* **Exercise instructions**
Search the material below for lines containing the string "dark", and copy every one you find.

..............................

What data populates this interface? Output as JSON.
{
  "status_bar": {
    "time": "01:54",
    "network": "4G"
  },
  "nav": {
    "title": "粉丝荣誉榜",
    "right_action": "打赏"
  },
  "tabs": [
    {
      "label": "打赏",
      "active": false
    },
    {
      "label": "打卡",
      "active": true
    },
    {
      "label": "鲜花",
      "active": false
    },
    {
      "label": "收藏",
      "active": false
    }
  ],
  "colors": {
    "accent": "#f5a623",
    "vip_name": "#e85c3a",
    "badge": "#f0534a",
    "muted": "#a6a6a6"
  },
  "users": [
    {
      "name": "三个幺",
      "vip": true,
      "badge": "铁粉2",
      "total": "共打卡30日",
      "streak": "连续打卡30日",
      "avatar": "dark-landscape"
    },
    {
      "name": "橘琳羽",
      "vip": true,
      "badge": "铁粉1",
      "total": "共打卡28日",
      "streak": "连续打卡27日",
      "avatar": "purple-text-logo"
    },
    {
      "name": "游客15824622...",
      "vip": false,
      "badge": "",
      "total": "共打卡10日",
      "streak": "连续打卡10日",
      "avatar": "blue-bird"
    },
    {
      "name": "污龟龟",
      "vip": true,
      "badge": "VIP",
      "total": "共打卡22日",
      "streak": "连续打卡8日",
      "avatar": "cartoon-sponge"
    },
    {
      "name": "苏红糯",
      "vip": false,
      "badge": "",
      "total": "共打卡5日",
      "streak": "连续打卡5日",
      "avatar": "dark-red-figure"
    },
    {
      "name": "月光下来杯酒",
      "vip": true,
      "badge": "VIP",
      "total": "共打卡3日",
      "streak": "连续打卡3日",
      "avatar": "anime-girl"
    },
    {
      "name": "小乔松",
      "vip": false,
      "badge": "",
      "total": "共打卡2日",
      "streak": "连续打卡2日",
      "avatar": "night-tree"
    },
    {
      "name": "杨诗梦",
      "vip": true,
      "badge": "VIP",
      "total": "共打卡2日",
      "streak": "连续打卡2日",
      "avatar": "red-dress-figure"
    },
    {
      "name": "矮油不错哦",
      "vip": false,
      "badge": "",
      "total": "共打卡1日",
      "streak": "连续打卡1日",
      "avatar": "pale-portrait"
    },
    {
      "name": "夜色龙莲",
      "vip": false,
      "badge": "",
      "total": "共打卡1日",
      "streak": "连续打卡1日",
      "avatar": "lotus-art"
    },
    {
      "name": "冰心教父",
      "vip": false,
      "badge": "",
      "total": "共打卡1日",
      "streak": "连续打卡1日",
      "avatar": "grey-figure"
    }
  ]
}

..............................

* **Response to this exercise**
      "avatar": "dark-landscape"
      "avatar": "dark-red-figure"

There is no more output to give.